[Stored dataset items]
↓

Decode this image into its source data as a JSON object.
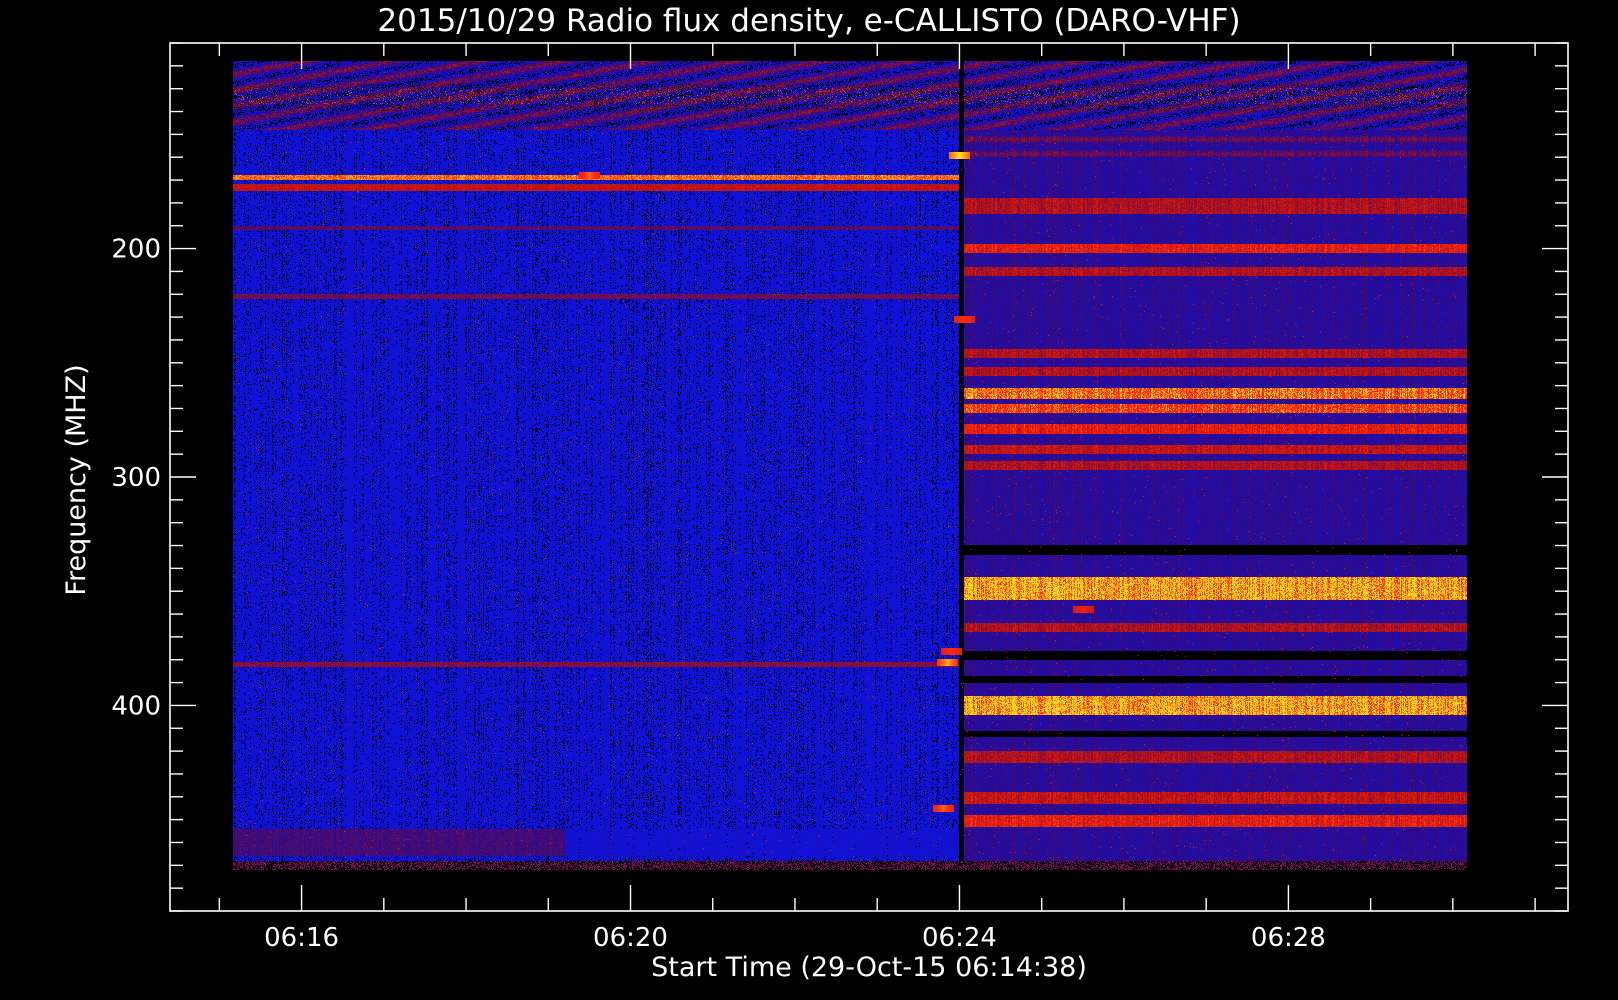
{
  "chart_data": {
    "type": "heatmap",
    "title": "2015/10/29  Radio flux density, e-CALLISTO (DARO-VHF)",
    "xlabel": "Start Time (29-Oct-15 06:14:38)",
    "ylabel": "Frequency (MHZ)",
    "x_axis": {
      "unit": "minutes after 06:00 UT",
      "range": [
        14.4,
        31.4
      ],
      "data_range": [
        15.17,
        30.17
      ],
      "major_ticks": [
        16,
        20,
        24,
        28
      ],
      "tick_labels": [
        "06:16",
        "06:20",
        "06:24",
        "06:28"
      ],
      "minor_step": 1
    },
    "y_axis": {
      "unit": "MHz",
      "range": [
        110,
        490
      ],
      "data_range": [
        118,
        472
      ],
      "inverted": true,
      "major_ticks": [
        200,
        300,
        400
      ],
      "tick_labels": [
        "200",
        "300",
        "400"
      ],
      "minor_step": 10
    },
    "colormap": {
      "background_low": "#0a14e8",
      "background_high": "#2a0a8a",
      "mid": "#b01018",
      "high": "#ff2a10",
      "peak": "#ffe020",
      "dropout": "#000000"
    },
    "step_time": 24.03,
    "regions": {
      "before_step": "uniform blue background",
      "after_step": "horizontal red/purple interference bands"
    },
    "bands_before_step": [
      {
        "f_start": 128,
        "f_end": 138,
        "level": 0.55
      },
      {
        "f_start": 168,
        "f_end": 170,
        "level": 0.9
      },
      {
        "f_start": 172,
        "f_end": 175,
        "level": 0.65
      },
      {
        "f_start": 190,
        "f_end": 192,
        "level": 0.4
      },
      {
        "f_start": 220,
        "f_end": 222,
        "level": 0.45
      },
      {
        "f_start": 381,
        "f_end": 383,
        "level": 0.5
      },
      {
        "f_start": 454,
        "f_end": 466,
        "level": 0.35,
        "t_end": 19.2
      }
    ],
    "bands_after_step": [
      {
        "f_start": 178,
        "f_end": 185,
        "level": 0.6
      },
      {
        "f_start": 198,
        "f_end": 202,
        "level": 0.75
      },
      {
        "f_start": 208,
        "f_end": 212,
        "level": 0.6
      },
      {
        "f_start": 244,
        "f_end": 248,
        "level": 0.6
      },
      {
        "f_start": 252,
        "f_end": 256,
        "level": 0.6
      },
      {
        "f_start": 261,
        "f_end": 266,
        "level": 0.9
      },
      {
        "f_start": 268,
        "f_end": 272,
        "level": 0.85
      },
      {
        "f_start": 277,
        "f_end": 281,
        "level": 0.75
      },
      {
        "f_start": 286,
        "f_end": 290,
        "level": 0.65
      },
      {
        "f_start": 293,
        "f_end": 297,
        "level": 0.6
      },
      {
        "f_start": 344,
        "f_end": 354,
        "level": 0.95
      },
      {
        "f_start": 364,
        "f_end": 368,
        "level": 0.6
      },
      {
        "f_start": 396,
        "f_end": 404,
        "level": 0.95
      },
      {
        "f_start": 420,
        "f_end": 425,
        "level": 0.6
      },
      {
        "f_start": 438,
        "f_end": 443,
        "level": 0.65
      },
      {
        "f_start": 448,
        "f_end": 453,
        "level": 0.75
      }
    ],
    "dark_bands_after_step": [
      {
        "f_start": 330,
        "f_end": 334
      },
      {
        "f_start": 376,
        "f_end": 380
      },
      {
        "f_start": 387,
        "f_end": 390
      },
      {
        "f_start": 411,
        "f_end": 414
      }
    ],
    "hot_spots": [
      {
        "t": 24.0,
        "f": 159,
        "level": 1.0
      },
      {
        "t": 23.85,
        "f": 381,
        "level": 0.95
      },
      {
        "t": 23.9,
        "f": 376,
        "level": 0.85
      },
      {
        "t": 24.05,
        "f": 231,
        "level": 0.85
      },
      {
        "t": 23.8,
        "f": 445,
        "level": 0.9
      },
      {
        "t": 19.5,
        "f": 168,
        "level": 0.9
      },
      {
        "t": 25.5,
        "f": 358,
        "level": 0.8
      }
    ]
  }
}
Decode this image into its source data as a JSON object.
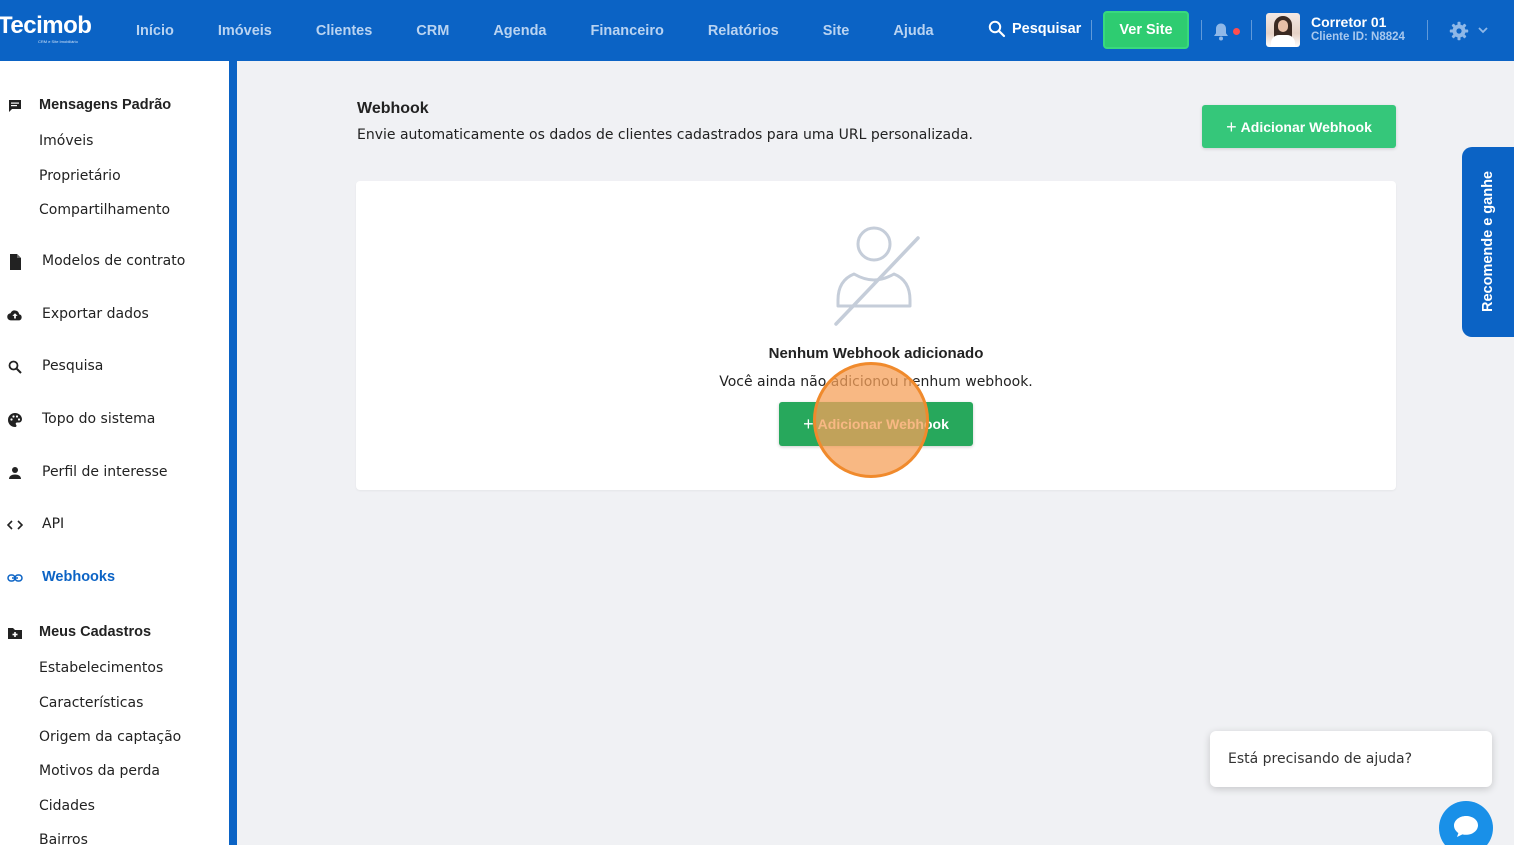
{
  "header": {
    "logo_text": "Tecimob",
    "logo_tagline": "CRM e Site Imobiliário",
    "nav": [
      "Início",
      "Imóveis",
      "Clientes",
      "CRM",
      "Agenda",
      "Financeiro",
      "Relatórios",
      "Site",
      "Ajuda"
    ],
    "search_label": "Pesquisar",
    "ver_site_label": "Ver Site",
    "user_name": "Corretor 01",
    "user_id": "Cliente ID: N8824"
  },
  "sidebar": {
    "mensagens_padrao": "Mensagens Padrão",
    "mensagens_sub": [
      "Imóveis",
      "Proprietário",
      "Compartilhamento"
    ],
    "modelos_contrato": "Modelos de contrato",
    "exportar_dados": "Exportar dados",
    "pesquisa": "Pesquisa",
    "topo_sistema": "Topo do sistema",
    "perfil_interesse": "Perfil de interesse",
    "api": "API",
    "webhooks": "Webhooks",
    "meus_cadastros": "Meus Cadastros",
    "cadastros_sub": [
      "Estabelecimentos",
      "Características",
      "Origem da captação",
      "Motivos da perda",
      "Cidades",
      "Bairros"
    ]
  },
  "main": {
    "title": "Webhook",
    "description": "Envie automaticamente os dados de clientes cadastrados para uma URL personalizada.",
    "add_button": "Adicionar Webhook",
    "empty_title": "Nenhum Webhook adicionado",
    "empty_desc": "Você ainda não adicionou nenhum webhook.",
    "empty_button": "Adicionar Webhook"
  },
  "recommend_tab": "Recomende e ganhe",
  "help": {
    "prompt": "Está precisando de ajuda?"
  },
  "colors": {
    "primary": "#0b63c5",
    "green": "#35c77a",
    "green_dark": "#27a85c",
    "click_indicator": "#f08a2c"
  }
}
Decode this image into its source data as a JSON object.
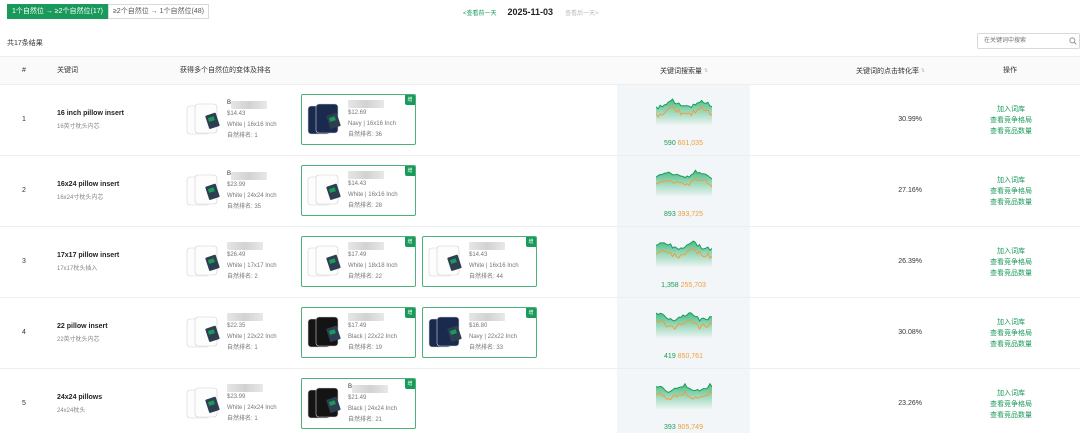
{
  "tabs": [
    {
      "label": "1个自然位 → ≥2个自然位(17)",
      "active": true
    },
    {
      "label": "≥2个自然位 → 1个自然位(48)",
      "active": false
    }
  ],
  "datenav": {
    "prev": "<查看前一天",
    "date": "2025-11-03",
    "next": "查看后一天>"
  },
  "result_count": "共17条结果",
  "search": {
    "placeholder": "在关键词中搜索"
  },
  "headers": {
    "index": "#",
    "keyword": "关键词",
    "variants": "获得多个自然位的变体及排名",
    "search_volume": "关键词搜索量",
    "ctr": "关键词的点击转化率",
    "ops": "操作"
  },
  "ops_labels": [
    "加入词库",
    "查看竞争格局",
    "查看竞品数量"
  ],
  "rank_label": "自然排名",
  "badge_label": "增",
  "colors": {
    "accent": "#1a9a5a",
    "orange": "#ef9e3c",
    "box": "#4cb07a",
    "navy": "#1a2a4f",
    "black": "#141414"
  },
  "rows": [
    {
      "index": "1",
      "keyword": "16 inch pillow insert",
      "keyword_cn": "16英寸枕头内芯",
      "volume_green": "590",
      "volume_orange": "601,035",
      "ctr": "30.99%",
      "variants": [
        {
          "name_initial": "B",
          "price": "$14.43",
          "spec": "White | 16x16 Inch",
          "rank": "1",
          "color": "white",
          "boxed": false
        },
        {
          "name_initial": "",
          "price": "$12.69",
          "spec": "Navy | 16x16 Inch",
          "rank": "36",
          "color": "navy",
          "boxed": true
        }
      ]
    },
    {
      "index": "2",
      "keyword": "16x24 pillow insert",
      "keyword_cn": "16x24寸枕头内芯",
      "volume_green": "893",
      "volume_orange": "393,725",
      "ctr": "27.16%",
      "variants": [
        {
          "name_initial": "B",
          "price": "$23.99",
          "spec": "White | 24x24 Inch",
          "rank": "35",
          "color": "white",
          "boxed": false
        },
        {
          "name_initial": "",
          "price": "$14.43",
          "spec": "White | 16x16 Inch",
          "rank": "28",
          "color": "white",
          "boxed": true
        }
      ]
    },
    {
      "index": "3",
      "keyword": "17x17 pillow insert",
      "keyword_cn": "17x17枕头插入",
      "volume_green": "1,358",
      "volume_orange": "255,703",
      "ctr": "26.39%",
      "variants": [
        {
          "name_initial": "",
          "price": "$26.49",
          "spec": "White | 17x17 Inch",
          "rank": "2",
          "color": "white",
          "boxed": false
        },
        {
          "name_initial": "",
          "price": "$17.49",
          "spec": "White | 18x18 Inch",
          "rank": "22",
          "color": "white",
          "boxed": true
        },
        {
          "name_initial": "",
          "price": "$14.43",
          "spec": "White | 16x16 Inch",
          "rank": "44",
          "color": "white",
          "boxed": true
        }
      ]
    },
    {
      "index": "4",
      "keyword": "22 pillow insert",
      "keyword_cn": "22英寸枕头内芯",
      "volume_green": "419",
      "volume_orange": "850,761",
      "ctr": "30.08%",
      "variants": [
        {
          "name_initial": "",
          "price": "$22.35",
          "spec": "White | 22x22 Inch",
          "rank": "1",
          "color": "white",
          "boxed": false
        },
        {
          "name_initial": "",
          "price": "$17.49",
          "spec": "Black | 22x22 Inch",
          "rank": "19",
          "color": "black",
          "boxed": true
        },
        {
          "name_initial": "",
          "price": "$16.80",
          "spec": "Navy | 22x22 Inch",
          "rank": "33",
          "color": "navy",
          "boxed": true
        }
      ]
    },
    {
      "index": "5",
      "keyword": "24x24 pillows",
      "keyword_cn": "24x24枕头",
      "volume_green": "393",
      "volume_orange": "905,749",
      "ctr": "23.26%",
      "variants": [
        {
          "name_initial": "",
          "price": "$23.99",
          "spec": "White | 24x24 Inch",
          "rank": "1",
          "color": "white",
          "boxed": false
        },
        {
          "name_initial": "B",
          "price": "$21.49",
          "spec": "Black | 24x24 Inch",
          "rank": "21",
          "color": "black",
          "boxed": true
        }
      ]
    }
  ]
}
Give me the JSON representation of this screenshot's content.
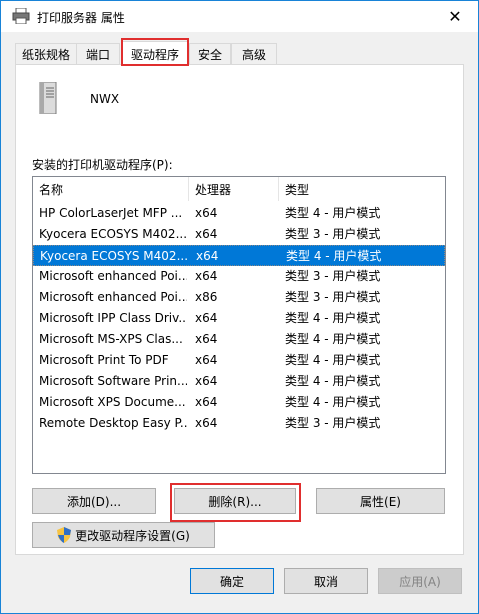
{
  "window": {
    "title": "打印服务器 属性",
    "close_glyph": "✕"
  },
  "tabs": [
    {
      "label": "纸张规格"
    },
    {
      "label": "端口"
    },
    {
      "label": "驱动程序"
    },
    {
      "label": "安全"
    },
    {
      "label": "高级"
    }
  ],
  "active_tab": "驱动程序",
  "server": {
    "name": "NWX"
  },
  "drivers": {
    "label": "安装的打印机驱动程序(P):",
    "columns": [
      "名称",
      "处理器",
      "类型"
    ],
    "rows": [
      {
        "name": "HP ColorLaserJet MFP ...",
        "processor": "x64",
        "type": "类型 4 - 用户模式"
      },
      {
        "name": "Kyocera ECOSYS M402...",
        "processor": "x64",
        "type": "类型 3 - 用户模式"
      },
      {
        "name": "Kyocera ECOSYS M402...",
        "processor": "x64",
        "type": "类型 4 - 用户模式"
      },
      {
        "name": "Microsoft enhanced Poi...",
        "processor": "x64",
        "type": "类型 3 - 用户模式"
      },
      {
        "name": "Microsoft enhanced Poi...",
        "processor": "x86",
        "type": "类型 3 - 用户模式"
      },
      {
        "name": "Microsoft IPP Class Driv...",
        "processor": "x64",
        "type": "类型 4 - 用户模式"
      },
      {
        "name": "Microsoft MS-XPS Clas...",
        "processor": "x64",
        "type": "类型 4 - 用户模式"
      },
      {
        "name": "Microsoft Print To PDF",
        "processor": "x64",
        "type": "类型 4 - 用户模式"
      },
      {
        "name": "Microsoft Software Prin...",
        "processor": "x64",
        "type": "类型 4 - 用户模式"
      },
      {
        "name": "Microsoft XPS Docume...",
        "processor": "x64",
        "type": "类型 4 - 用户模式"
      },
      {
        "name": "Remote Desktop Easy P...",
        "processor": "x64",
        "type": "类型 3 - 用户模式"
      }
    ],
    "selected_index": 2
  },
  "buttons": {
    "add": "添加(D)...",
    "remove": "删除(R)...",
    "properties": "属性(E)",
    "change_settings": "更改驱动程序设置(G)",
    "ok": "确定",
    "cancel": "取消",
    "apply": "应用(A)"
  },
  "icons": {
    "title": "printer-icon",
    "server": "server-tower-icon",
    "shield": "uac-shield-icon",
    "close": "close-icon"
  },
  "colors": {
    "selection": "#0078d7",
    "highlight": "#e02e2e",
    "window_border": "#1883d7"
  }
}
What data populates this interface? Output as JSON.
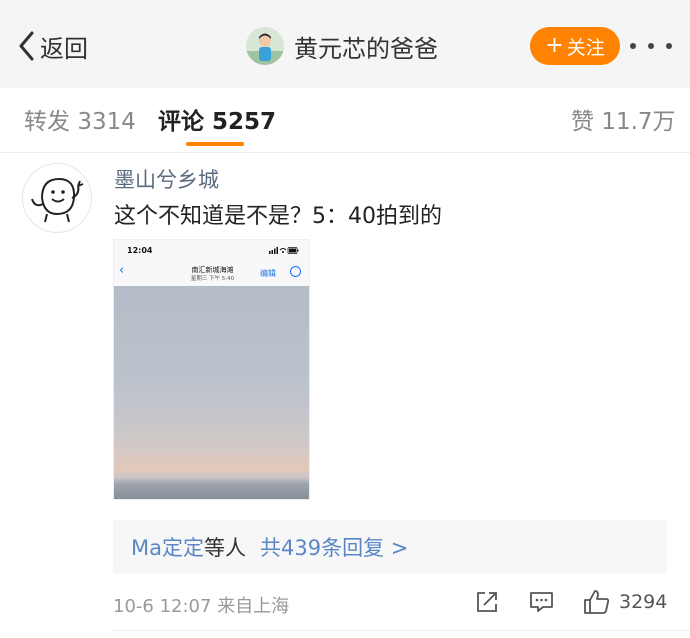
{
  "header": {
    "back_label": "返回",
    "author_name": "黄元芯的爸爸",
    "follow_label": "关注",
    "follow_color": "#ff8200"
  },
  "tabs": [
    {
      "label": "转发",
      "count": "3314"
    },
    {
      "label": "评论",
      "count": "5257",
      "active": true
    },
    {
      "label": "赞",
      "count": "11.7万"
    }
  ],
  "comment": {
    "username": "墨山兮乡城",
    "text": "这个不知道是不是？5：40拍到的",
    "photo": {
      "status_time": "12:04",
      "nav_title": "南汇新城海滩",
      "nav_subtitle": "星期三  下午 5:40",
      "nav_edit": "编辑"
    },
    "replies": {
      "name": "Ma定定",
      "others": "等人",
      "count_text": "共439条回复 >"
    },
    "timestamp": "10-6 12:07",
    "source": "来自上海",
    "likes": "3294"
  },
  "icons": {
    "back": "chevron-left-icon",
    "more": "more-dots-icon",
    "share": "share-icon",
    "reply": "comment-icon",
    "like": "thumbs-up-icon"
  },
  "colors": {
    "accent": "#ff8200",
    "link": "#5b86c5"
  }
}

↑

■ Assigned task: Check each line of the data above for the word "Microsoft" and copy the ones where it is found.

■ Reply to the exercise:
        "name": "Microsoft enhanced Poi...",
        "name": "Microsoft enhanced Poi...",
        "name": "Microsoft IPP Class Driv...",
        "name": "Microsoft MS-XPS Clas...",
        "name": "Microsoft Print To PDF",
        "name": "Microsoft Software Prin...",
        "name": "Microsoft XPS Docume...",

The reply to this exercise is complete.